To align with new standards, educators want students to live in this zone of cognitive complexity. But the evidence tells us they are barely visiting.
West Palm Beach, Florida (PRWEB) March 27, 2014
As a response to national reports indicating that students and teachers are not well-prepared to succeed with assessments aligned to new college and career readiness standards, Learning Sciences Marzano Center has developed a new model of instruction designed to support teachers to meet rigorous standards. The new model, Marzano Center Essentials for Achieving Rigor, was developed as a critical support for teachers to make the necessary instructional shifts to ensure that students meet and exceed college and career readiness goals.
The model focuses on 13 research-based core classroom instructional strategies to help students build the required skills—analysis, reasoning, hypothesis generation and testing, and decision-making in real-world applications—that are the basis for states’ college and career readiness standards. These strategies also clearly move toward a student-centered pedagogy, where students have increasing autonomy and responsibility for their own learning. In essence, the strategies offer a detailed map of the instructional shifts necessary for success with rigorous standards.
Standards experts have emphasized that teachers need guidance, support, coaching, and essential tools to make these instructional shifts. The Essentials for Achieving Rigor model provides a safe, evaluation-free zone in which to practice and hone classroom pedagogy aligned to rigor.
Learning Sciences International CEO Michael D. Toth says that the new model was developed in response to data that indicated the majority of teachers were rarely reaching the required level of rigor in their lessons. “Our analysis of more than 2 million data points indicates that less than 6% of observed lessons were devoted to the highest level of complex tasks involving hypothesis generation and testing,” Toth says. “To align with new standards, educators want students to live in this zone of cognitive complexity.

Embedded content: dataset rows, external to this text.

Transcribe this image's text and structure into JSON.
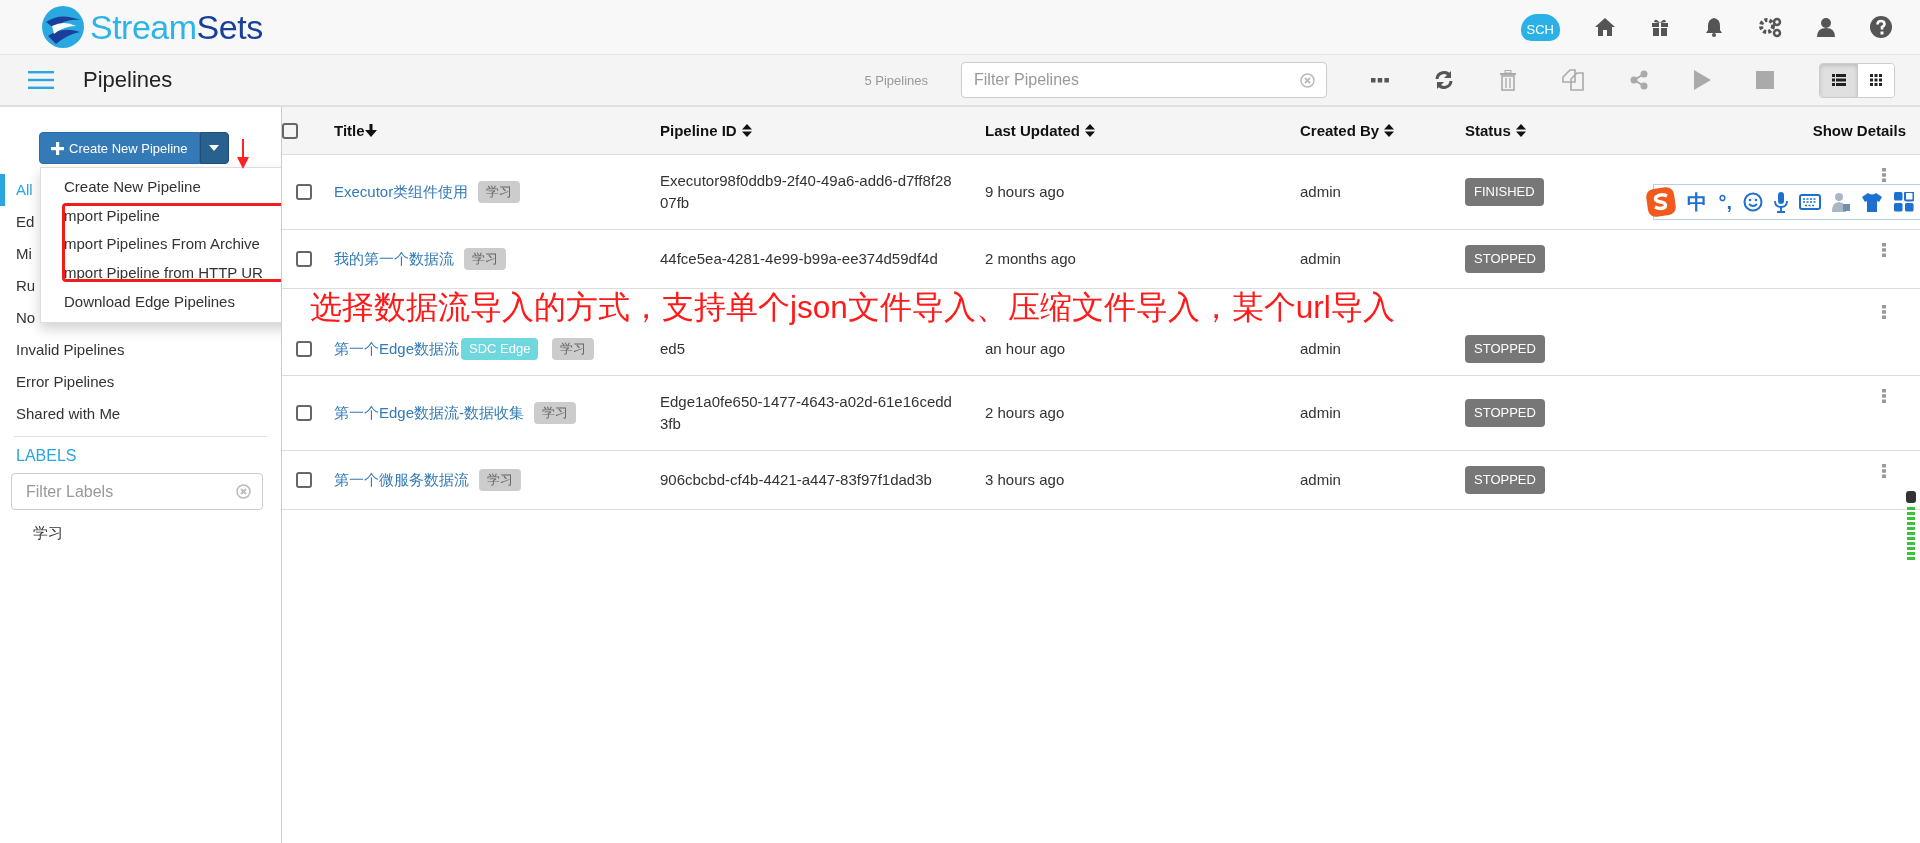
{
  "header": {
    "logo": {
      "part_1": "Stream",
      "part_2": "Sets"
    },
    "cloud_badge": "SCH"
  },
  "toolbar": {
    "title": "Pipelines",
    "count": "5 Pipelines",
    "filter_placeholder": "Filter Pipelines",
    "view_modes": [
      {
        "kind": "list",
        "selected": true
      },
      {
        "kind": "grid",
        "selected": false
      }
    ]
  },
  "sidebar": {
    "create_button": "Create New Pipeline",
    "dropdown": [
      "Create New Pipeline",
      "mport Pipeline",
      "mport Pipelines From Archive",
      "mport Pipeline from HTTP UR",
      "Download Edge Pipelines"
    ],
    "items": [
      {
        "label": "All",
        "selected": true
      },
      {
        "label": "Ed",
        "selected": false
      },
      {
        "label": "Mi",
        "selected": false
      },
      {
        "label": "Ru",
        "selected": false
      },
      {
        "label": "No",
        "selected": false
      },
      {
        "label": "Invalid Pipelines",
        "selected": false
      },
      {
        "label": "Error Pipelines",
        "selected": false
      },
      {
        "label": "Shared with Me",
        "selected": false
      }
    ],
    "labels_heading": "LABELS",
    "labels_filter_placeholder": "Filter Labels",
    "labels": [
      "学习"
    ]
  },
  "table": {
    "all_checked": false,
    "columns": [
      {
        "label": "Title",
        "sorted": true
      },
      {
        "label": "Pipeline ID",
        "sorted": false
      },
      {
        "label": "Last Updated",
        "sorted": false
      },
      {
        "label": "Created By",
        "sorted": false
      },
      {
        "label": "Status",
        "sorted": false
      },
      {
        "label": "Show Details"
      }
    ],
    "rows": [
      {
        "checked": false,
        "title": "Executor类组件使用",
        "tags": [
          {
            "label": "学习",
            "kind": "label"
          }
        ],
        "pipeline_id": "Executor98f0ddb9-2f40-49a6-add6-d7ff8f2807fb",
        "last_updated": "9 hours ago",
        "created_by": "admin",
        "status": "FINISHED"
      },
      {
        "checked": false,
        "title": "我的第一个数据流",
        "tags": [
          {
            "label": "学习",
            "kind": "label"
          }
        ],
        "pipeline_id": "44fce5ea-4281-4e99-b99a-ee374d59df4d",
        "last_updated": "2 months ago",
        "created_by": "admin",
        "status": "STOPPED"
      },
      {
        "checked": false,
        "title": "第一个Edge数据流",
        "tags": [
          {
            "label": "SDC Edge",
            "kind": "edge"
          },
          {
            "label": "学习",
            "kind": "label"
          }
        ],
        "pipeline_id": "ed5",
        "last_updated": "an hour ago",
        "created_by": "admin",
        "status": "STOPPED"
      },
      {
        "checked": false,
        "title": "第一个Edge数据流-数据收集",
        "tags": [
          {
            "label": "学习",
            "kind": "label"
          }
        ],
        "pipeline_id": "Edge1a0fe650-1477-4643-a02d-61e16cedd3fb",
        "last_updated": "2 hours ago",
        "created_by": "admin",
        "status": "STOPPED"
      },
      {
        "checked": false,
        "title": "第一个微服务数据流",
        "tags": [
          {
            "label": "学习",
            "kind": "label"
          }
        ],
        "pipeline_id": "906cbcbd-cf4b-4421-a447-83f97f1dad3b",
        "last_updated": "3 hours ago",
        "created_by": "admin",
        "status": "STOPPED"
      }
    ]
  },
  "annotation": {
    "text": "选择数据流导入的方式，支持单个json文件导入、压缩文件导入，某个url导入"
  },
  "ime_toolbar": {
    "mode": "中",
    "punctuation": "°,"
  }
}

But the evidence tells us they are barely visiting.”
A just-released paper, Teaching for Rigor: A Call for a Critical Instructional Shift, co-authored by Michael Toth and Robert J. Marzano, outlines both the background for the shift and the necessary steps to achieve it.
Dr. Marzano explains, “The Essentials for Achieving Rigor are intended to provide teachers with clear and concrete guidelines as to what they should do in their classrooms to foster deeper levels of thinking from students and deeper understanding of content than has previously been expected of them.”
Educators receiving early training in the Essentials model are enthusiastic about the instructional shifts they are witnessing. Martin County, Florida, high school principal Al Fabrizio says:
“Seeing [teacher] Laura scaffold her lessons and her rigorous approach to questioning was absolutely exciting. As we support more of our teachers moving in that direction, it’s going to directly impact student achievement. Ultimately we need to develop kids who, when they leave us, are critical thinkers and problem solvers.”
Learning Sciences Marzano Center, located in West Palm Beach, Florida, provides next-generation teacher and leadership tools and training to promote growth and achievement in K-12 education. Built on a foundation of expert research in partnership with national researcher and author Dr. Robert Marzano, the Center identifies, develops, and disseminates cutting-edge resources in educational best practices.
To download Teaching for Rigor: A Call for a Critical Instructional Shift, visit MarzanoCenter.com. In addition, check back periodically as the Marzano Center will be updating the Essentials pages with additional resources.